They would have played with the USS-Enterprise for hours if I had let them, just like a brand new toy. This particular AR could fire torpedoes and phasers, and simulate flying at warp speed. How many other toys have that ability? It’s still a bit clunky and you really tire of holding a piece of paper up to a screen for a long time, but for a technology that is just begining to come out of its shell, it’s a wonderous experience.

I’m looking forward to the LucaArts AR gameboard that let’s me play Dejarik on my coffee table. Are you listening George?

Update: Here are a few more bonus pictures:

Everything You Always Wanted To Know About TXT*

*but were afraid to ask.

A co-worker disappears into the bathroom, yet their Facebook wall magically updates. A friend tells you she can’t make it to your party because she’s not feeling well, yet her Twitter post raves about the new sushi restaurant downtown. It’s getting harder and harder to tell lies, even little white lies, when you are ‘lifecasting’. It’s also getting a lot harder to hide. People are TXTing from their mobile phones from just about every mobile location. They are telling everyone exactly what they are doing. But are they really?

Employing the 10 Ideas in 10 Minutes technique, I came up with ten things to consider (or conversely block from your mind) when you receive a text message (or IM, or Tweet).

  1. Is this person driving a car? “Don’t Text and Drive!” will be the slogan for the next generation.
  2. Is this person crossing the street? If so, they’re about to get hit by the texter from #1.
  3. Is this person operating heavy machinery? I saw a road worker texting with one dirty, gloved hand through a clear plastic bag (to keep his phone clean). With his other hand he was distractedly pushing a giant, wet, screaming radial saw into hard concrete. We’ll see how long he has two hands.
  4. Is this person standing at a urinal, or sitting on a toilet seat? It’s not like the bathroom germs can be transported via satellite, but it’s still a bit too intimate and disturbing. I suppose it’s still more polite than talking on the phone, which I’ve witnessed in a few men’s bathrooms.
  5. Is this person drunk? Look for an increase in miss-spellings, as well as odd confessions , extra X’s and O’s, and <3’s.
  6. Is this person high? Look for sentences that aren’t completed, words replaced by numbers, and strange shortened versions of common words.
  7. Is this person getting lucky? If they are sexting you, that’s okay. But if they are conversing with you digitally while having sex with someone else, well that’s just wrong.
  8. Is this person eating? Don’t text with your mouth full.
  9. Is this person in a completely different emotional state than they are projecting?

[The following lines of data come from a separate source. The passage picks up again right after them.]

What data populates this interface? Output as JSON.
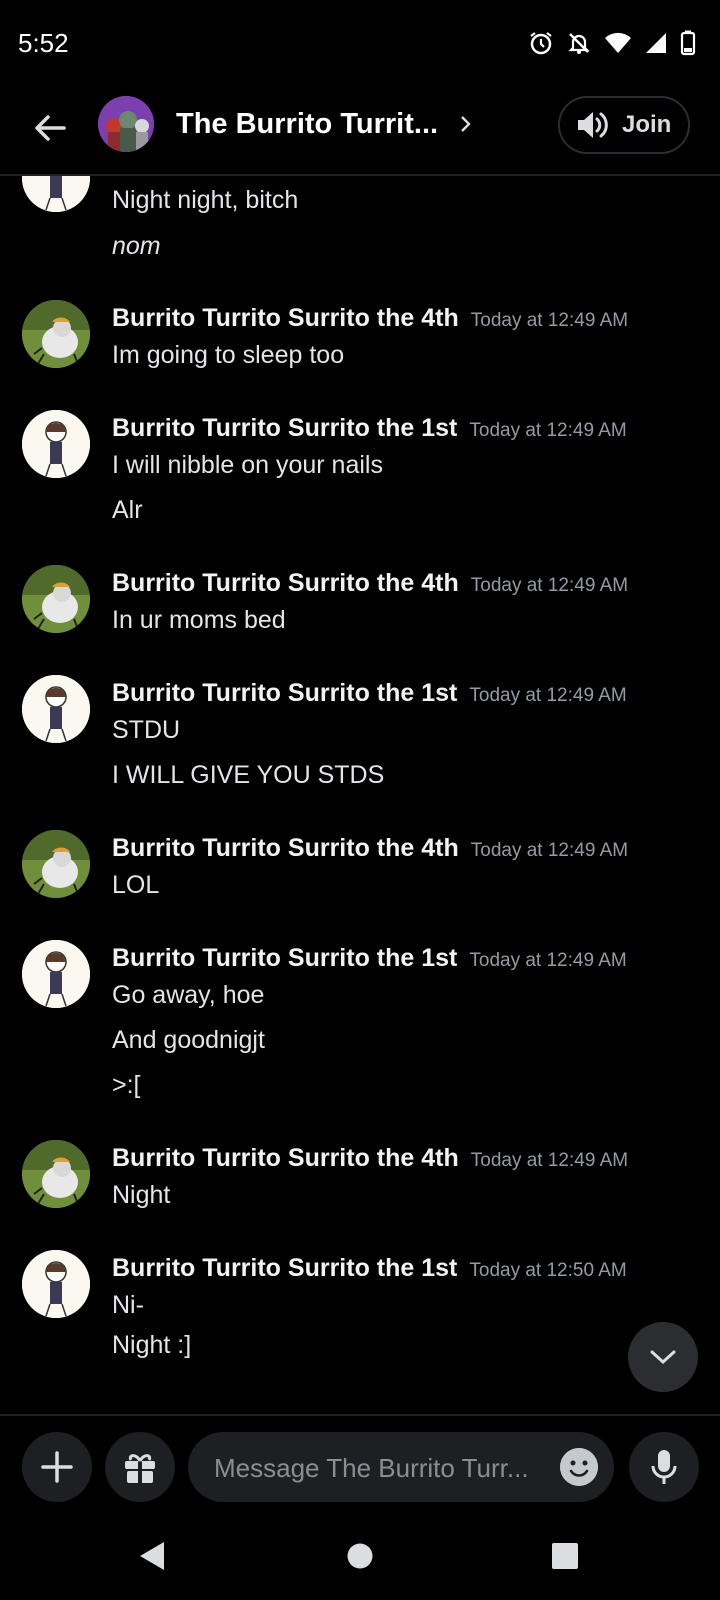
{
  "status_bar": {
    "time": "5:52"
  },
  "header": {
    "channel_title": "The Burrito Turrit...",
    "join_label": "Join"
  },
  "messages": {
    "top_continuation": [
      "Night night, bitch",
      "nom"
    ],
    "groups": [
      {
        "author": "Burrito Turrito Surrito the 4th",
        "timestamp": "Today at 12:49 AM",
        "lines": [
          "Im going to sleep too"
        ]
      },
      {
        "author": "Burrito Turrito Surrito the 1st",
        "timestamp": "Today at 12:49 AM",
        "lines": [
          "I will nibble on your nails",
          "Alr"
        ]
      },
      {
        "author": "Burrito Turrito Surrito the 4th",
        "timestamp": "Today at 12:49 AM",
        "lines": [
          "In ur moms bed"
        ]
      },
      {
        "author": "Burrito Turrito Surrito the 1st",
        "timestamp": "Today at 12:49 AM",
        "lines": [
          "STDU",
          "I WILL GIVE YOU STDS"
        ]
      },
      {
        "author": "Burrito Turrito Surrito the 4th",
        "timestamp": "Today at 12:49 AM",
        "lines": [
          "LOL"
        ]
      },
      {
        "author": "Burrito Turrito Surrito the 1st",
        "timestamp": "Today at 12:49 AM",
        "lines": [
          "Go away, hoe",
          "And goodnigjt",
          ">:["
        ]
      },
      {
        "author": "Burrito Turrito Surrito the 4th",
        "timestamp": "Today at 12:49 AM",
        "lines": [
          "Night"
        ]
      },
      {
        "author": "Burrito Turrito Surrito the 1st",
        "timestamp": "Today at 12:50 AM",
        "lines": [
          "Ni-",
          "Night :]"
        ]
      }
    ]
  },
  "composer": {
    "placeholder": "Message The Burrito Turr..."
  },
  "colors": {
    "background": "#000000",
    "surface": "#1e1f22",
    "timestamp": "#949ba4",
    "text": "#e3e5e8"
  }
}
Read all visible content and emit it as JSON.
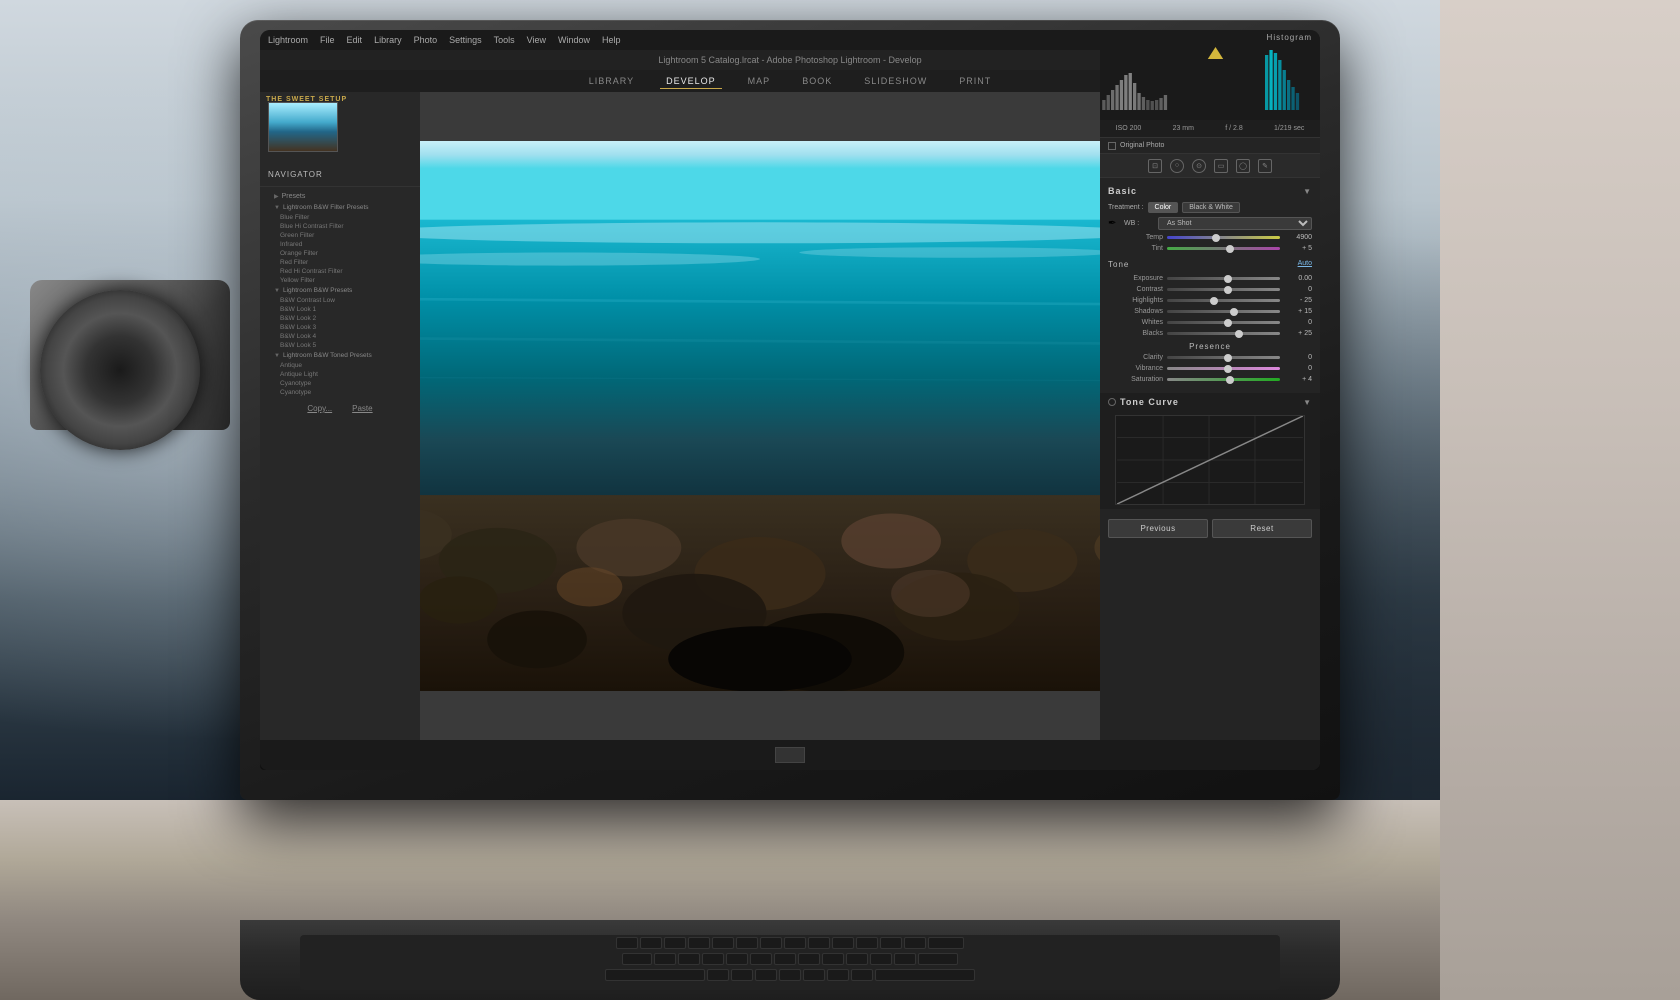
{
  "scene": {
    "background": "photo editing desk scene with laptop and camera"
  },
  "lightroom": {
    "app_title": "Lightroom 5 Catalog.lrcat - Adobe Photoshop Lightroom - Develop",
    "menu": {
      "items": [
        "Lightroom",
        "File",
        "Edit",
        "Library",
        "Photo",
        "Settings",
        "Tools",
        "View",
        "Window",
        "Help"
      ]
    },
    "nav_tabs": {
      "tabs": [
        "LIBRARY",
        "DEVELOP",
        "MAP",
        "BOOK",
        "SLIDESHOW",
        "PRINT"
      ]
    },
    "active_tab": "DEVELOP",
    "left_panel": {
      "title": "Navigator",
      "brand": "THE SWEET SETUP",
      "presets": {
        "title": "Presets",
        "groups": [
          {
            "label": "Lightroom B&W Filter Presets",
            "items": [
              "Blue Filter",
              "Blue Hi Contrast Filter",
              "Green Filter",
              "Infrared",
              "Orange Filter",
              "Red Filter",
              "Red Hi Contrast Filter",
              "Yellow Filter"
            ]
          },
          {
            "label": "Lightroom B&W Presets",
            "items": [
              "B&W Contrast Low",
              "B&W Look 1",
              "B&W Look 2",
              "B&W Look 3",
              "B&W Look 4",
              "B&W Look 5"
            ]
          },
          {
            "label": "Lightroom B&W Toned Presets",
            "items": [
              "Antique",
              "Antique Light",
              "Cyanotype",
              "Cyanotype"
            ]
          }
        ]
      },
      "copy_label": "Copy...",
      "paste_label": "Paste"
    },
    "right_panel": {
      "histogram_title": "Histogram",
      "camera_info": {
        "iso": "ISO 200",
        "focal_length": "23 mm",
        "aperture": "f / 2.8",
        "shutter": "1/219 sec"
      },
      "original_photo_label": "Original Photo",
      "basic_section": {
        "title": "Basic",
        "treatment_label": "Treatment :",
        "color_btn": "Color",
        "bw_btn": "Black & White",
        "wb_label": "WB :",
        "wb_value": "As Shot",
        "temp_label": "Temp",
        "temp_value": "4900",
        "tint_label": "Tint",
        "tint_value": "+ 5",
        "tone_label": "Tone",
        "auto_label": "Auto",
        "exposure_label": "Exposure",
        "exposure_value": "0.00",
        "contrast_label": "Contrast",
        "contrast_value": "0",
        "highlights_label": "Highlights",
        "highlights_value": "- 25",
        "shadows_label": "Shadows",
        "shadows_value": "+ 15",
        "whites_label": "Whites",
        "whites_value": "0",
        "blacks_label": "Blacks",
        "blacks_value": "+ 25",
        "presence_label": "Presence",
        "clarity_label": "Clarity",
        "clarity_value": "0",
        "vibrance_label": "Vibrance",
        "vibrance_value": "0",
        "saturation_label": "Saturation",
        "saturation_value": "+ 4"
      },
      "tone_curve": {
        "title": "Tone Curve"
      },
      "buttons": {
        "previous": "Previous",
        "reset": "Reset"
      }
    }
  }
}
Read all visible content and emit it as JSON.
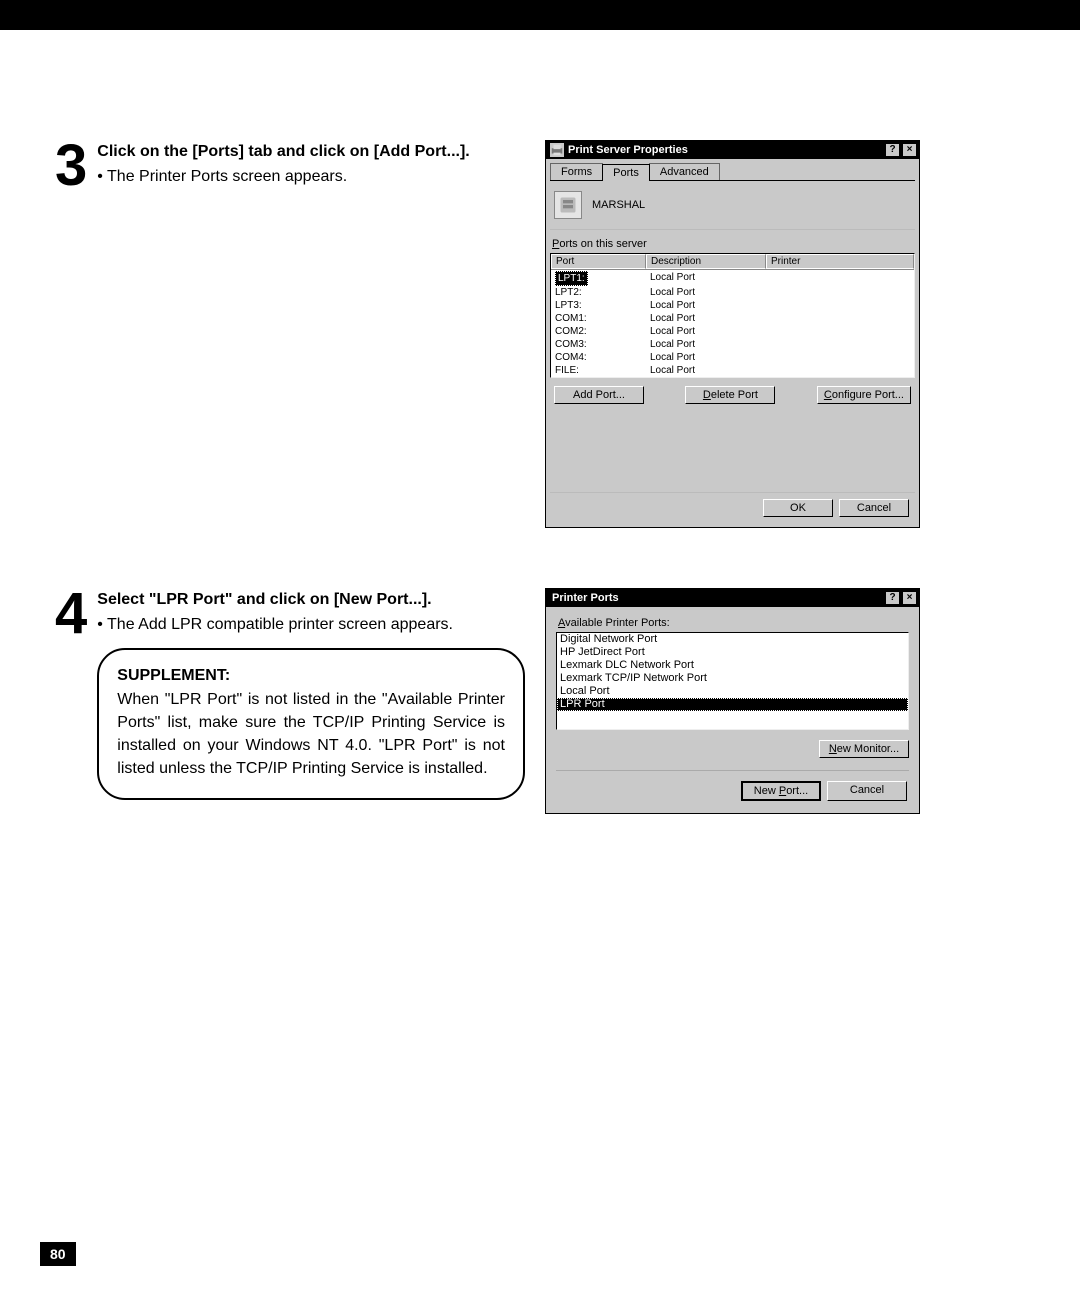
{
  "page_number": "80",
  "step3": {
    "number": "3",
    "title": "Click on the [Ports] tab and click on [Add Port...].",
    "bullet": "The Printer Ports screen appears."
  },
  "step4": {
    "number": "4",
    "title": "Select \"LPR Port\" and click on [New Port...].",
    "bullet": "The Add LPR compatible printer screen appears.",
    "supplement_title": "SUPPLEMENT:",
    "supplement_body": "When \"LPR Port\" is not listed in the \"Available Printer Ports\" list, make sure the TCP/IP Printing Service is installed on your Windows NT 4.0.  \"LPR Port\" is not listed unless the TCP/IP Printing Service is installed."
  },
  "dialog_server": {
    "title": "Print Server Properties",
    "help_btn": "?",
    "close_btn": "×",
    "tabs": {
      "forms": "Forms",
      "ports": "Ports",
      "advanced": "Advanced"
    },
    "server_name": "MARSHAL",
    "list_label_pre": "P",
    "list_label_rest": "orts on this server",
    "col_port": "Port",
    "col_desc": "Description",
    "col_printer": "Printer",
    "rows": [
      {
        "port": "LPT1:",
        "desc": "Local Port",
        "printer": "",
        "selected": true
      },
      {
        "port": "LPT2:",
        "desc": "Local Port",
        "printer": ""
      },
      {
        "port": "LPT3:",
        "desc": "Local Port",
        "printer": ""
      },
      {
        "port": "COM1:",
        "desc": "Local Port",
        "printer": ""
      },
      {
        "port": "COM2:",
        "desc": "Local Port",
        "printer": ""
      },
      {
        "port": "COM3:",
        "desc": "Local Port",
        "printer": ""
      },
      {
        "port": "COM4:",
        "desc": "Local Port",
        "printer": ""
      },
      {
        "port": "FILE:",
        "desc": "Local Port",
        "printer": ""
      }
    ],
    "add_port_btn": "Add Port...",
    "delete_port_btn_pre": "D",
    "delete_port_btn_post": "elete Port",
    "configure_port_btn_pre": "C",
    "configure_port_btn_post": "onfigure Port...",
    "ok_btn": "OK",
    "cancel_btn": "Cancel"
  },
  "dialog_printerports": {
    "title": "Printer Ports",
    "help_btn": "?",
    "close_btn": "×",
    "label_pre": "A",
    "label_rest": "vailable Printer Ports:",
    "items": [
      {
        "text": "Digital Network Port"
      },
      {
        "text": "HP JetDirect Port"
      },
      {
        "text": "Lexmark DLC Network Port"
      },
      {
        "text": "Lexmark TCP/IP Network Port"
      },
      {
        "text": "Local Port"
      },
      {
        "text": "LPR Port",
        "selected": true
      }
    ],
    "new_monitor_btn_pre": "N",
    "new_monitor_btn_post": "ew Monitor...",
    "new_port_btn_pre": "New ",
    "new_port_btn_ul": "P",
    "new_port_btn_post": "ort...",
    "cancel_btn": "Cancel"
  }
}
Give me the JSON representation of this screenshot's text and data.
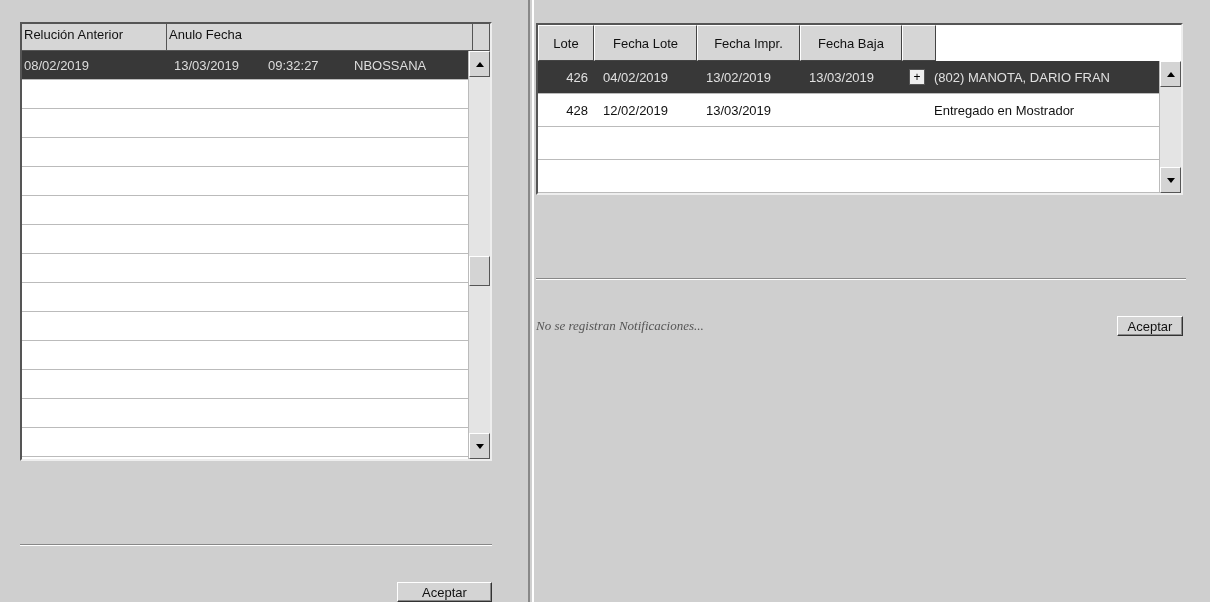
{
  "left_panel": {
    "table": {
      "columns": [
        "Relución Anterior",
        "Anulo Fecha"
      ],
      "rows": [
        {
          "selected": true,
          "cells": [
            "08/02/2019",
            "13/03/2019",
            "09:32:27",
            "NBOSSANA"
          ]
        }
      ]
    },
    "button": "Aceptar"
  },
  "right_panel": {
    "table": {
      "columns": [
        "Lote",
        "Fecha Lote",
        "Fecha Impr.",
        "Fecha Baja"
      ],
      "rows": [
        {
          "selected": true,
          "lote": "426",
          "fecha_lote": "04/02/2019",
          "fecha_impr": "13/02/2019",
          "fecha_baja": "13/03/2019",
          "expand_button": "+",
          "detalle": "(802) MANOTA, DARIO FRAN"
        },
        {
          "selected": false,
          "lote": "428",
          "fecha_lote": "12/02/2019",
          "fecha_impr": "13/03/2019",
          "fecha_baja": "",
          "detalle": "Entregado en Mostrador"
        }
      ]
    },
    "status": "No se registran Notificaciones...",
    "button": "Aceptar"
  }
}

How tragic to be sending out little :-) when there might be tears streaming down his or her face.
  10. Is this person standing somewhere nearby, watching you? Does that sound creepy? Because that’s what people used to do before mobile phones: stand near each other, look at each other, and talk out loud.